WHAT THE EXERCISE ASKS »
Go through the entries one line at a time, and gather every line that has the word "controller".

######

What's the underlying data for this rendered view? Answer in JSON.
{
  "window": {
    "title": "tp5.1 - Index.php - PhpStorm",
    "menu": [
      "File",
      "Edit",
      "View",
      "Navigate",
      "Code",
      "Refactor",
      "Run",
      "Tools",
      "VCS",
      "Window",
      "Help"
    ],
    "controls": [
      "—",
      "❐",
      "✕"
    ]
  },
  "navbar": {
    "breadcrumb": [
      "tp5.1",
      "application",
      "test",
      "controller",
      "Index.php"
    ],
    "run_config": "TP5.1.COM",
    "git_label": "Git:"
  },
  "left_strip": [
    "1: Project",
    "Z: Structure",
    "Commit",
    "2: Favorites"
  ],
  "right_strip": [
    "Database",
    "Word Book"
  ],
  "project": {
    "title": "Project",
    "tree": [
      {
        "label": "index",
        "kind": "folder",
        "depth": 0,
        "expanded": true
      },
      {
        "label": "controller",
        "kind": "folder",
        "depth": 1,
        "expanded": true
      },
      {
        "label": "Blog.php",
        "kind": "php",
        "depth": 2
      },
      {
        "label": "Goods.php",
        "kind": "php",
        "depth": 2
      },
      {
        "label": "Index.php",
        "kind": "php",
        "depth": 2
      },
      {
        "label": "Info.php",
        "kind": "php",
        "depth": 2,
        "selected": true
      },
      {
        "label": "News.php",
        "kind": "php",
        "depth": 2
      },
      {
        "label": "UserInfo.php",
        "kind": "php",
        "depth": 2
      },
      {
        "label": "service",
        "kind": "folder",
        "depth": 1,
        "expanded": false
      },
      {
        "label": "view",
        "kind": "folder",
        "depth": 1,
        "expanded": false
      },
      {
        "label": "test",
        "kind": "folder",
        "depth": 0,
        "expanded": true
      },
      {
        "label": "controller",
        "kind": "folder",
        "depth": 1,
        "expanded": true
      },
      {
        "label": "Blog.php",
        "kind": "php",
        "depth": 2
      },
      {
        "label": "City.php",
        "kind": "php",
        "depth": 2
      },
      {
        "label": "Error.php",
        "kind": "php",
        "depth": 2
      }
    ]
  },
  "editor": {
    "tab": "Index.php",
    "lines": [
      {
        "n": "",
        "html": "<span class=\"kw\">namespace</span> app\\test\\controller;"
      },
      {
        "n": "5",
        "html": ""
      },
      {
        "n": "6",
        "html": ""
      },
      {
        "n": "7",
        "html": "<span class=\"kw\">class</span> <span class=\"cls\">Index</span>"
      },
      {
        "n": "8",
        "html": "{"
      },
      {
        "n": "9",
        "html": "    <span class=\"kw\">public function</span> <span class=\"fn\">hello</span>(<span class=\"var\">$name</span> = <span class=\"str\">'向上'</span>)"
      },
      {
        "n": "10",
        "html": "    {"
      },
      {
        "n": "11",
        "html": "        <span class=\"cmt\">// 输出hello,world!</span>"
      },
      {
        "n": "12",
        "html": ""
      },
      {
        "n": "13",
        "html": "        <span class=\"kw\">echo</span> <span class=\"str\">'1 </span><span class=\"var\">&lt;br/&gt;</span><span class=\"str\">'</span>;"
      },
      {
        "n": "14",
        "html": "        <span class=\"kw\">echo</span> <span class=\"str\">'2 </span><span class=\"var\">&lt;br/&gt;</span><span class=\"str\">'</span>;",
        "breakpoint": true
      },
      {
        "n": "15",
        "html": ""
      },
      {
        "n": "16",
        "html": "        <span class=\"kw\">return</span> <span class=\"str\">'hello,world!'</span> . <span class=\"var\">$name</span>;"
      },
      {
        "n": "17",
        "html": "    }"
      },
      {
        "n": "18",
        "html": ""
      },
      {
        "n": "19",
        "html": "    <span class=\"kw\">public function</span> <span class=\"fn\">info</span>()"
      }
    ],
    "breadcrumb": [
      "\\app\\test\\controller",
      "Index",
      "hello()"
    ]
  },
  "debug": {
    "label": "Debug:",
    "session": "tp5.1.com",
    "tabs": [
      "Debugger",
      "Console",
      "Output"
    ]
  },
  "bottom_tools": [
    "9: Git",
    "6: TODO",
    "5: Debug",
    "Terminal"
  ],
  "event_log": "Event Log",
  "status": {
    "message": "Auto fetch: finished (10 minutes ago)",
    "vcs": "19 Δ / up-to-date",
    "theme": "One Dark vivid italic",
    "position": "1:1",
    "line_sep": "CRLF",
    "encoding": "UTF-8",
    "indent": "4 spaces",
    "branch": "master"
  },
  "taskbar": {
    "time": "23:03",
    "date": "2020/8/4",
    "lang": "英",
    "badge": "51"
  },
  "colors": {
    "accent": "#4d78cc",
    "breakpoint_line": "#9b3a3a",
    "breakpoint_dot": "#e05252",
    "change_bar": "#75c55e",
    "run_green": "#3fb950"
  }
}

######

YOUR RESPONSE »
      "controller",
        "label": "controller",
        "label": "controller",
        "html": "<span class=\"kw\">namespace</span> app\\test\\controller;"
      "\\app\\test\\controller",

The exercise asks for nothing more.